“We deplore the Court’s ruling in this case, which violates an extensive body of international law on human rights and religious freedom to which Egypt has long been a party,” said Bani Dugal, the principal representative of the Baha’i International Community to the United Nations.

“Since this was the last avenue of appeal in this particular case, the Court’s decision threatens to make non-citizens of an entire religious community, solely on the basis of religious belief,” said Ms. Dugal. “Our hope now is that the public debate over this issue will cause the Egyptian government to rectify its discriminatory policies.”

Read the Baha’i World News Service story.

Qatar-based news network Al-Jazeera (yes, that Al-Jazeera!) also covers the story.

Bahais lose Egypt recognition fight

An Egyptian court has denied Bahais the right to state their religion on official documents and described them as pro-Israeli apostates, in a landmark case condemned by human rights organisations.

The case, seen as a test of religious freedom in Egypt, left the country’s 2,000-strong Bahai community suspended in a constitutional vacuum.

Sayed Nofal, the judge in the case, said: “The constitution promotes freedom of belief for the three recognised heavenly religions and they are Islam, Christianity and Judaism.

“As for the Bahais, Islamic jurists have all agreed that the Bahai faith is not one of the three recognised religions.”

The supreme administrative court ruled against the right of Hossam Ezzat Mussa and his wife, Rania Enayat, to state their religion on official documents.

The couple had filed their case in 2004 and a lower court ruled in their favour in April this year. In May, however, the decision was suspended by the supreme administrative court pending an appeal by the interior ministry, and the couple’s identity cards were confiscated.

Enayat said: “Those who belong to this religion are apostates of Islam, because the faith’s principles contradict the Islamic religion and all other religions.”

Saturday’s verdict throws the status of Egypt’s Bahai community into limbo, in a country where carrying identity papers at all times is required by law and essential for access to employment, education, medical and financial services.
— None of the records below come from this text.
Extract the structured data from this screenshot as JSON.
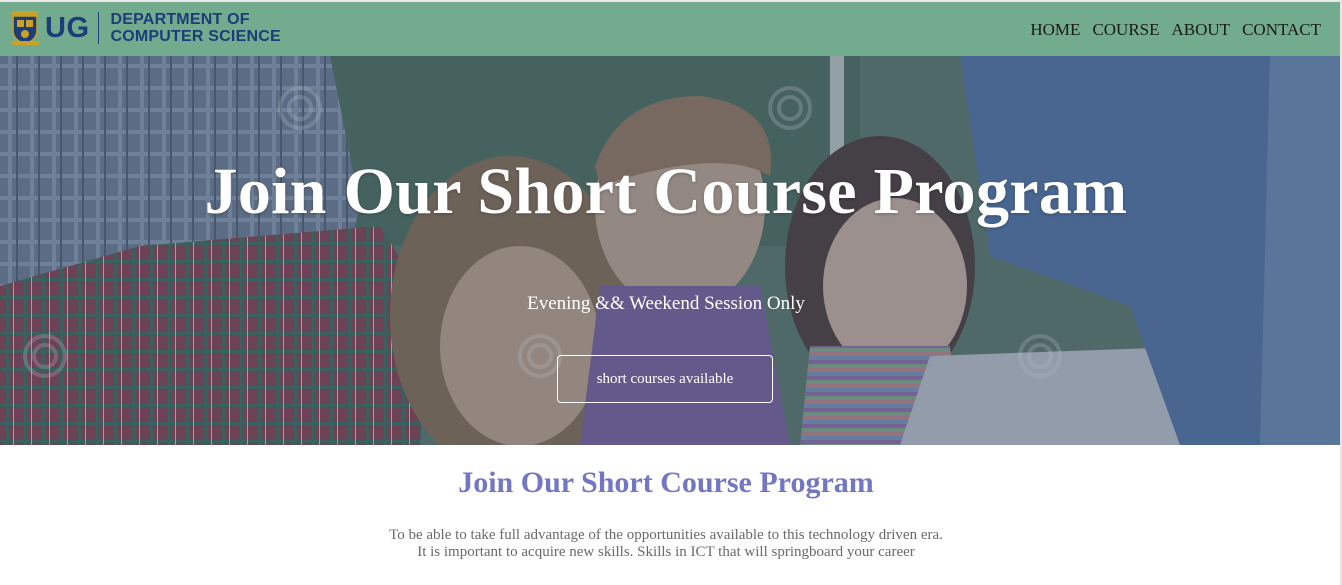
{
  "navbar": {
    "brand_short": "UG",
    "brand_line1": "DEPARTMENT OF",
    "brand_line2": "COMPUTER SCIENCE",
    "links": [
      "HOME",
      "COURSE",
      "ABOUT",
      "CONTACT"
    ]
  },
  "hero": {
    "title": "Join Our Short Course Program",
    "subtitle": "Evening && Weekend Session Only",
    "button_label": "short courses available"
  },
  "section": {
    "title": "Join Our Short Course Program",
    "text_line1": "To be able to take full advantage of the opportunities available to this technology driven era.",
    "text_line2": "It is important to acquire new skills. Skills in ICT that will springboard your career"
  },
  "colors": {
    "navbar_bg": "#72ab8d",
    "brand_blue": "#1d3d7a",
    "section_title": "#7276c4",
    "body_text": "#6a6a6a"
  }
}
Without official identity cards, Bahais cannot apply for jobs, buy property, open bank accounts or register their children in schools.

Read the Al-Jazeera story.
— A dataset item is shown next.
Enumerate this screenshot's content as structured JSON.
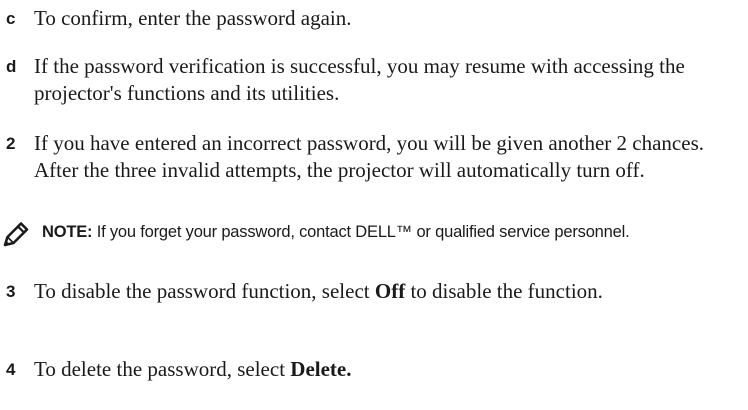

You can also find this story blogged (along with many more great sources of information) at the legendary Baha’i Blog.

baha’is of egypt denied their identity

Want a snapshot of the situation of the Bahá’í community over in the Middle East? Baha’i Blog has been faithfully watching not only the situation of the Baha’is of Iran [1] [2], but also that of the Baha’is of Egypt [1] [2]. The Baha’i Faith not being recognized as a religion in Egypt, Egyptian believers are asked to choose either “Muslim” or “Christian” for printing on official government documents. Of course, most (if not all) refuse, which means Baha’is living in Egypt can’t be issued identification such as birth certificates – which means they can’t legally marry, obtain passports, collect pensions, benefit from public health care, and so on. A group of Baha’is initiated a lawsuit to attempt to correct this injustice, in the hopes of gaining some official recognition of the Faith.

At last glance, the situation was this: Egypt’s Supreme Administrative Court suspended a ruling by a lower court that would have allowed Baha’is to identify themselves as such on their official documents. This isn’t entirely surprising, seeing as rampant rumours, misinformation and outright lies have led many in Egypt (and elsewhere in the Middle East, including Iran) to believe that the Bahá’í Faith is either: (a) a Zionist political group or (b) spies for colonial and/or imperialist powers or (c) a danger to Islam or (d) all of the above. Sad.

Once you’re done scanning through Baha’i Blog, visit Marco Oliveira’s response to an Egyptian blogger who posted a fair bit about the Egyptian Supreme Court ruling. A subsequent set of emails from an anonymous Egyptian Baha’i hints at the seriousness of the clamour currently surrounding the Baha’is in Egypt.

Read more about the persecution of Baha’is in Egypt, or about the persecution of the Baha’is of Iran.